While the Kochs, having shoveled out dump trucks of money on losing candidates this election cycle, have decided to sit out the presidential nomination process, they have not slowed down their progress in their design to destroy what is left of America. The squillionaireres continue to shaped the legislative and regulatory landscape a bit more to their liking. Because their motto is: “We can’t drown government in a bathtub. nut we can smother it with a big ol’ money pile”.
By Carl Hoffman
William Morrow & Company, Hardcover, 9780062116154, 322pp.

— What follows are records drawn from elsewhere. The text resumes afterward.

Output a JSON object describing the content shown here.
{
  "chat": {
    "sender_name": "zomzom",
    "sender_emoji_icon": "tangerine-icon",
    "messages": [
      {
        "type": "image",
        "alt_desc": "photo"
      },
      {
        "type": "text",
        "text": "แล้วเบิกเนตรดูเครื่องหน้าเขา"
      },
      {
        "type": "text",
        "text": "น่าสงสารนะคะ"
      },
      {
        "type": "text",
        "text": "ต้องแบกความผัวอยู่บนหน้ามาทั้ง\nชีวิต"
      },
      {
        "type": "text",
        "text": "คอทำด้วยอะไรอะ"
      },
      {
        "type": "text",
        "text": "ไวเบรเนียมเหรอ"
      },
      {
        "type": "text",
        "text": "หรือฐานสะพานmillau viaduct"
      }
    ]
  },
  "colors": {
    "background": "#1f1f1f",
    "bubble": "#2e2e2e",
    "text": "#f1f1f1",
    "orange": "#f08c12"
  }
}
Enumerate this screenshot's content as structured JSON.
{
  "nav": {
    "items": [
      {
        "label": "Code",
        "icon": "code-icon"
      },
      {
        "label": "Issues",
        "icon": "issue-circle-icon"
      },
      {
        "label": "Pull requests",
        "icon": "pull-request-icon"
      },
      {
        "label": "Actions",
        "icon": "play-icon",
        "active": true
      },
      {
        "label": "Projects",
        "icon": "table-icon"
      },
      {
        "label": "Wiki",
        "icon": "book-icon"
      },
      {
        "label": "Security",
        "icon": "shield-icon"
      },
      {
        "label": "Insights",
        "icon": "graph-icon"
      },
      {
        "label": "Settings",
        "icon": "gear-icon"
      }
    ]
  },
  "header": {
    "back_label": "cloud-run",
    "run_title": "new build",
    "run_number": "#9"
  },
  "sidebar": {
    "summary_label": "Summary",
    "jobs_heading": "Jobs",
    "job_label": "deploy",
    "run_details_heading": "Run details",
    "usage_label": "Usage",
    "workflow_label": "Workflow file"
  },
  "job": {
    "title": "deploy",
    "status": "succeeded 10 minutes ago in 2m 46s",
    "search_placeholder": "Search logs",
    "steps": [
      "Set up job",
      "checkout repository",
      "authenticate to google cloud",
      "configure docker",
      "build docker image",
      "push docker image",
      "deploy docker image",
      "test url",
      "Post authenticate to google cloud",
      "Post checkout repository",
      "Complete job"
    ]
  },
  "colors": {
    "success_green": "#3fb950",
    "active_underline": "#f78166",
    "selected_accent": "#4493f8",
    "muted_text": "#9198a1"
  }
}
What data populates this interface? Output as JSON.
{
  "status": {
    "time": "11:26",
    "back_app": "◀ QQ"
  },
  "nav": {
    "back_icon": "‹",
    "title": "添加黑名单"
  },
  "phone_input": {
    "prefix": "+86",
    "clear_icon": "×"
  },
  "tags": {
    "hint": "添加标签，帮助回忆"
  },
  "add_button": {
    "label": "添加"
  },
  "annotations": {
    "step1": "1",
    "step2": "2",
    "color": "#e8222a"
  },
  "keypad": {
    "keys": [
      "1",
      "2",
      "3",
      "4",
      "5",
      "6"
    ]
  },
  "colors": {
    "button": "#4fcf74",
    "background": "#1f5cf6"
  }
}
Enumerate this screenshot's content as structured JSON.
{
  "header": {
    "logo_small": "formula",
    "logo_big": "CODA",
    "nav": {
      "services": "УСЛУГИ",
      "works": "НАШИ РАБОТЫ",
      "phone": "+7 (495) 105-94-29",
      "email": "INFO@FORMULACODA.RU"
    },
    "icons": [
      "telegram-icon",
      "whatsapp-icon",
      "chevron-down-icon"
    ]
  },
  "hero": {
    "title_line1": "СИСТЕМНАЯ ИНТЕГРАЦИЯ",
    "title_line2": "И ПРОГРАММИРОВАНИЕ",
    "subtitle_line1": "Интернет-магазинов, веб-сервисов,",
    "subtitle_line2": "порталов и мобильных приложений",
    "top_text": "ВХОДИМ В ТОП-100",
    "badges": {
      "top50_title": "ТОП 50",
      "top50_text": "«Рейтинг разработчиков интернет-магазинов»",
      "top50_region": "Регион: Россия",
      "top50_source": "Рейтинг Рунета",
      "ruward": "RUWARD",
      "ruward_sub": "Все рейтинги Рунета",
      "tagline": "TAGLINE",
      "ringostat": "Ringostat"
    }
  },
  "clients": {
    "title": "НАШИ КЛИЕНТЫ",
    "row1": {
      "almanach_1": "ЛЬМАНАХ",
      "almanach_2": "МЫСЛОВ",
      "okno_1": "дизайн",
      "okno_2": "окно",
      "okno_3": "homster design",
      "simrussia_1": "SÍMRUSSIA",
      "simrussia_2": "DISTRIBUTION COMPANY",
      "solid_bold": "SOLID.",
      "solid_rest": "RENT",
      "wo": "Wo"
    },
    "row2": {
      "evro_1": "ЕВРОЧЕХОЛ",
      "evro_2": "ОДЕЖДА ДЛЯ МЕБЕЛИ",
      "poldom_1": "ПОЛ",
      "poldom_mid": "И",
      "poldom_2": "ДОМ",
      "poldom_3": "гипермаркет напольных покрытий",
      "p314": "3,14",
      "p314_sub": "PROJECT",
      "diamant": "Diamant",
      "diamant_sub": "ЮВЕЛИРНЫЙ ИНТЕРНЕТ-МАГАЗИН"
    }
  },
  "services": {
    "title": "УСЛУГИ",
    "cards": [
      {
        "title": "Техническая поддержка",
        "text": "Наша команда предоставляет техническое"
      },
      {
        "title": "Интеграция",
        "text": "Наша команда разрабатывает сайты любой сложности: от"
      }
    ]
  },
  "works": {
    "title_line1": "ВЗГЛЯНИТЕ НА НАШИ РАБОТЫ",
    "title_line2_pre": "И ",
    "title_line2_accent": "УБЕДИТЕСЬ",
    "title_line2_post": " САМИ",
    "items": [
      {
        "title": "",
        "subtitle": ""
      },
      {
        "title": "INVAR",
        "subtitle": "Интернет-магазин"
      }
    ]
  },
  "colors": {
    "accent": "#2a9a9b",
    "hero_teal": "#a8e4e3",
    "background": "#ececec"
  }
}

Beverly Cleary, who turned 100 last week, has written more than three dozen children’s books over the course of her life, starting with her first book, “Henry Huggins”, in 1950. Cleary was working as a librarian when a group of little boys complained to her that he couldn’t find any books about “kids like us.” hence, Cleary, a hater of didactic literature, birthed Henry Huggins, of Klickitat Street in Portland, Ore.
Henry had a best friend named Beezus and a mischievous but lovable little sister Ramona Quimby. The earlier books in the series tend to be written from Henry’s point of view, and the later ones from Ramona’s; there is also one where the protagonist is Ramona’s sister and one told from the POV of Henry’s dog. I’ve read them all, most multiple times.
Publication Date: March 10, 2015
Stanley is one of my all-time favorite comics writers, the most consistently funny, the most consistently idiosyncratic, and the most handsome writer to ever work in comics.
Stanley worked as a journeyman comics scripter from the 1940s through the 1960s. He is most well-known for his long-running Little Lulu comics – a character originally created by Marge Henderson Buell – produced by Dell.
For a long period, he wrote and drew ‘Nancy and Sluggo’ stories for the comic books based on Ernie Bushmiller’s newspaper comic. He also wrote original scripts for the licensed characters Tubby, Deputy Dawg, Clyde Crashcup, Choo Choo Charlie, Raggedy Ann and Andy, Oswald the Rabbit, Andy Panda, Krazy Kat, Alvin and the Chipmunks, Nellie the Nurse, Woody Woodpecker, Melvin the Monster, Heckle and Jeckle.
Steps to an Ecology of Mind by Gregory Bateson
By Gregory Bateson; Mary Catherine Bateson (Foreword by)
University of Chicago Press, Paperback, 9780226039053, 533pp.
Publication Date: April 15, 2000